ERNEST EUGENE CINQ-MARS was never elected to the House of Commons, yet he left his mark.

A native of St. Edouard de Lotbiniere, Québec, Cinq-Mars found himself, in May of 1906, in the employ of the Montreal French-language daily, La Presse.

Parliament had recessed and Cinq-Mars decided to file a vicious commentary on the recent parliamentary conduct of opposition member and former finance minister, George Foster (pictured, right in May of 1889).

The article was published May 26, 1906.

On June 6th, when the House reconvened, Foster rose and tabled a most extraordinary motion: that Cinq-Mars' comments constituted a breach of parliamentary privilege - so much for freedom of expression.

Foster further moved that Cinq-Mars be subpoenaed before the House:

"... for further examination regarding certain statements contained in an article published in the La Presse newspaper".

George FosterEven more surprising was that Foster secured support for his motion from Liberal Prime Minister, and Quebec lawyer, the Right Honourable Wilfrid Laurier.

It was the only time a journalist was ever called to the bar of the House of Commons of Canada and even in 1906, it had not occurred in a Commonwealth parliament since 1830.

Excerpts of Cinq-Mars' article were read into Hansard: 

"...the shower of gratuitous insults that this old parliamentarian incessantly dashes into the face of the inhabitants of the province of Québec, of the French Canadians. And it is Mr. George Eulas Foster, a politician of sorry celebrity, who sings this refrain in the Commons.

"He has but one principle - self-interest, but one desire - to insult. He belongs to the school of lying, hypocrisy and cowardice.

"In his eyes, the man for whom civic and political virtues are not vain words, is an imbecile, a hot-head."

Of that, Cinq-Mars would soon have a more informed opinion.
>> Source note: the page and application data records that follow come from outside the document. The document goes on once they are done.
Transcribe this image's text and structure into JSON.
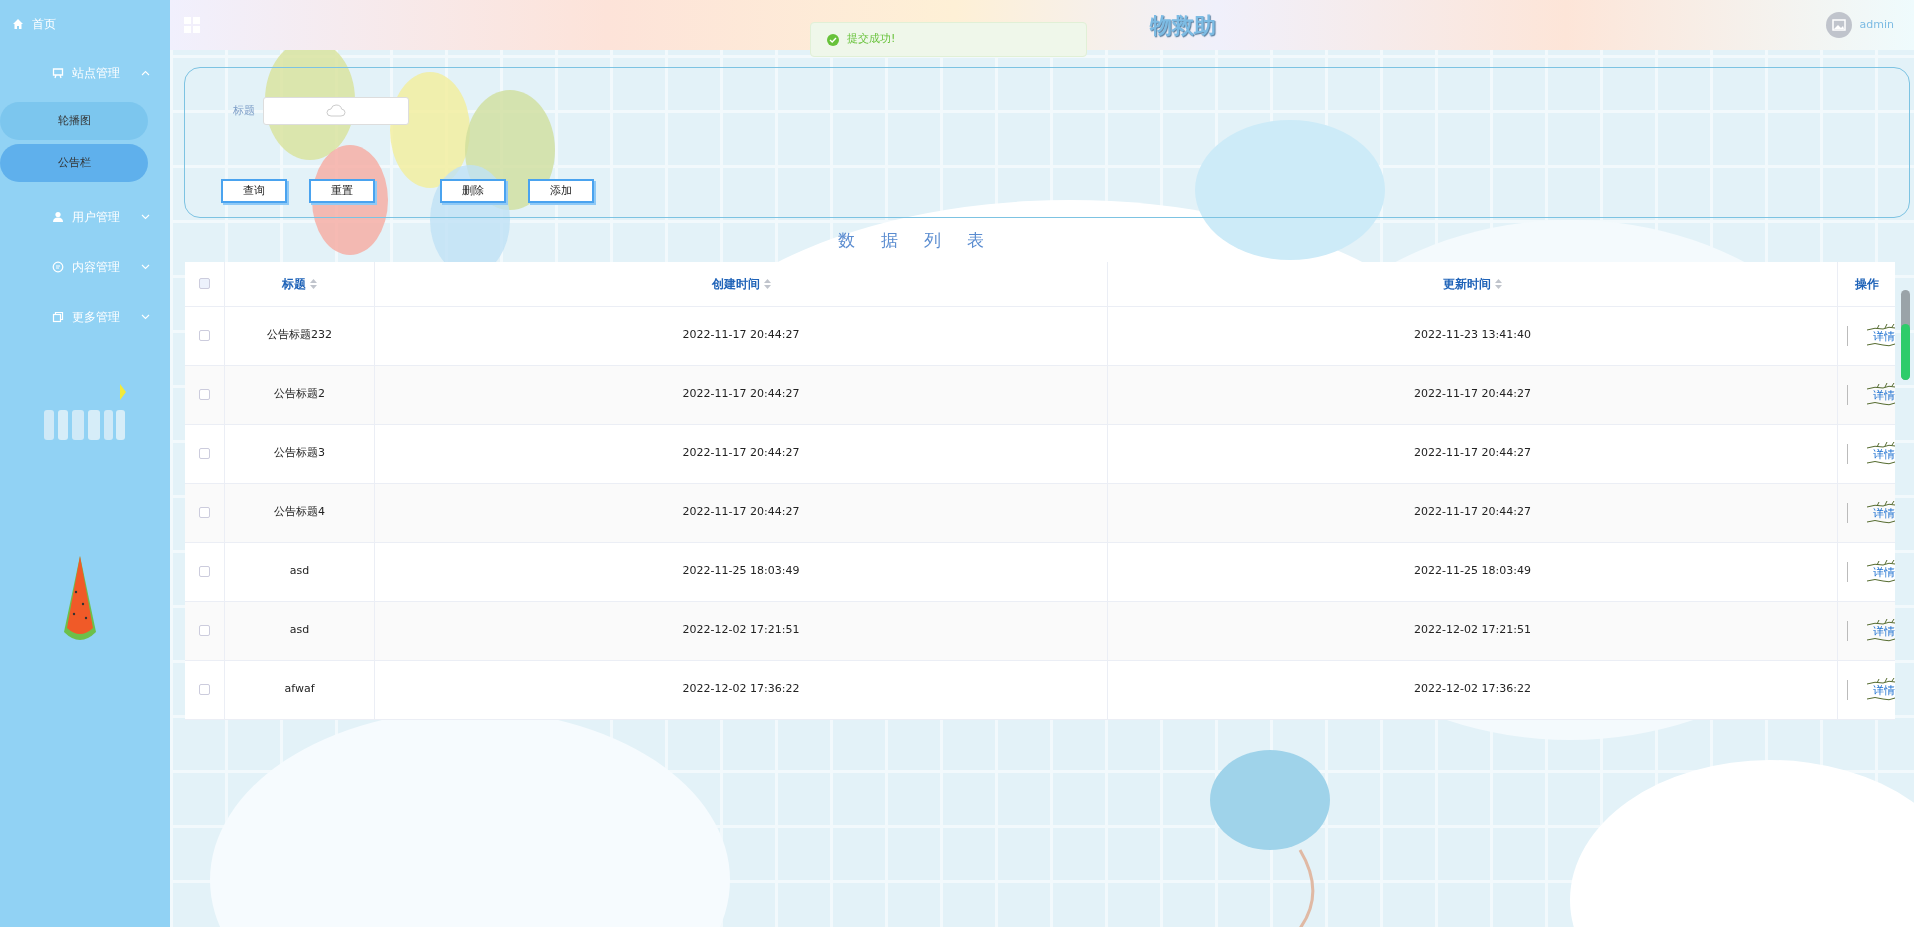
{
  "sidebar": {
    "items": [
      {
        "label": "首页",
        "kind": "link"
      },
      {
        "label": "站点管理",
        "kind": "group",
        "expanded": true,
        "children": [
          {
            "label": "轮播图",
            "selected": false
          },
          {
            "label": "公告栏",
            "selected": true
          }
        ]
      },
      {
        "label": "用户管理",
        "kind": "group",
        "expanded": false
      },
      {
        "label": "内容管理",
        "kind": "group",
        "expanded": false
      },
      {
        "label": "更多管理",
        "kind": "group",
        "expanded": false
      }
    ]
  },
  "header": {
    "title": "物救助",
    "user": "admin"
  },
  "toast": {
    "message": "提交成功!"
  },
  "search": {
    "label": "标题",
    "buttons": [
      "查询",
      "重置",
      "删除",
      "添加"
    ]
  },
  "section_title": "数据列表",
  "table": {
    "select_all": {
      "checked": false
    },
    "columns": [
      {
        "label": "标题",
        "sortable": true
      },
      {
        "label": "创建时间",
        "sortable": true
      },
      {
        "label": "更新时间",
        "sortable": true
      },
      {
        "label": "操作",
        "sortable": false
      }
    ],
    "rows": [
      {
        "checked": false,
        "title": "公告标题232",
        "created": "2022-11-17 20:44:27",
        "updated": "2022-11-23 13:41:40",
        "action": "详情"
      },
      {
        "checked": false,
        "title": "公告标题2",
        "created": "2022-11-17 20:44:27",
        "updated": "2022-11-17 20:44:27",
        "action": "详情"
      },
      {
        "checked": false,
        "title": "公告标题3",
        "created": "2022-11-17 20:44:27",
        "updated": "2022-11-17 20:44:27",
        "action": "详情"
      },
      {
        "checked": false,
        "title": "公告标题4",
        "created": "2022-11-17 20:44:27",
        "updated": "2022-11-17 20:44:27",
        "action": "详情"
      },
      {
        "checked": false,
        "title": "asd",
        "created": "2022-11-25 18:03:49",
        "updated": "2022-11-25 18:03:49",
        "action": "详情"
      },
      {
        "checked": false,
        "title": "asd",
        "created": "2022-12-02 17:21:51",
        "updated": "2022-12-02 17:21:51",
        "action": "详情"
      },
      {
        "checked": false,
        "title": "afwaf",
        "created": "2022-12-02 17:36:22",
        "updated": "2022-12-02 17:36:22",
        "action": "详情"
      }
    ]
  }
}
He complied with the order to attend the June 14 sitting and approached the bar of the House upon the Sergeant-At-Arms beckoning.

GEORGE FOSTER (North Toronto): I stand here in my place as a man and as a representative of the people, and claim my right, as a member of parliament, to be protected against an assertion like that spread broadcast without warrant. I appeal to parliament to protect me and every member of parliament, and itself, against possible allegations of that kind, and of that nature.

MR. SPEAKER - Robert Sutherland (North Essex): Mr. Cinq-Mars, upon what actions, conduct or expressions of the member for North Toronto did you base the statements contained in the article under consideration?

EUGENE CINQ-MARS: Mr. Speaker, my political writing is in no way exceptional as far as the ordinary tone of present-day polemics is concerned. It would be impossible to read the speeches and writings of the hon. gentleman without feeling impressed with the idea that, in his eyes, the French Canadians are the slaves of bishops who keep them in ignorance. It is easy to understand what he means when he compares the bishops of Quebec to the grand dukes of the autocratic Czar of Russia, when he says that they control with their influence the Prime Minister and his colleagues.

I am informed that, during the election campaign of 1896, at a public meeting held in Renfrew, Ontario, Mr. Foster pronounced the following: "Would it not be a disgrace and a shame for this fair Dominion of ours to have at the head of the government a French Canadian and a Catholic at that?" As a member of the Liberal party, I thought it my duty to sharply take up such utterances on the part of a public personage.

RIGHT HON. SIR WILFRID LAURIER - Prime Minister (Quebec East): Mr. Speaker, if my hon. friend (Mr. Foster) will reflect, when his head is on his pillow, upon his career, perhaps he will admit that there was some justification for the article. But I come to a paragraph in these words, "he has but one principle - self interest; but one desire - to insult. He belongs to the school of lying, hypocrisy and cowardice." That passage passes the bounds of reasonable criticism and constitutes a breach of the privileges of this House. The press must understand that, while it is possible and not only possible but fair and within their rights, to criticise the acts of any public man, they must do it in language that is fair and not in language of mere vituperation.

ROBERT BORDEN - Leader of the Opposition (Carleton): You could hardly imagine a greater license than that which this young man permitted to himself in characterizing the utterances of my hon. friend from North Toronto. Nothing could be more truly desired by every hon. gentleman in this House than that the people of this great Dominion, embracing divers races and creeds, should understand that no ill-will or hatred exists against them among those of different race and different creed. The better they understand each other the less cause there will be for any prejudice in the future.

Minutes later, the House passed a motion:

"... that the passage in La Presse newspaper complained of, pass the bounds of reasonable criticism and constitute a breach of privilege of this House."

With that, Cinq-Mars was discharged, without further ado.

Laurier had angered some of his members by allowing the motion to summon a Québec Liberal journalist in defence of the disliked Foster.

But in the days that followed, his Québec backbenchers accepted the exercise as reasonable protection of the dignity of the House.

Cinq-Mars joined the Canadian Army in 1915 and was awarded the French military decoration for heroism, the Croix de Guerre, in 1917.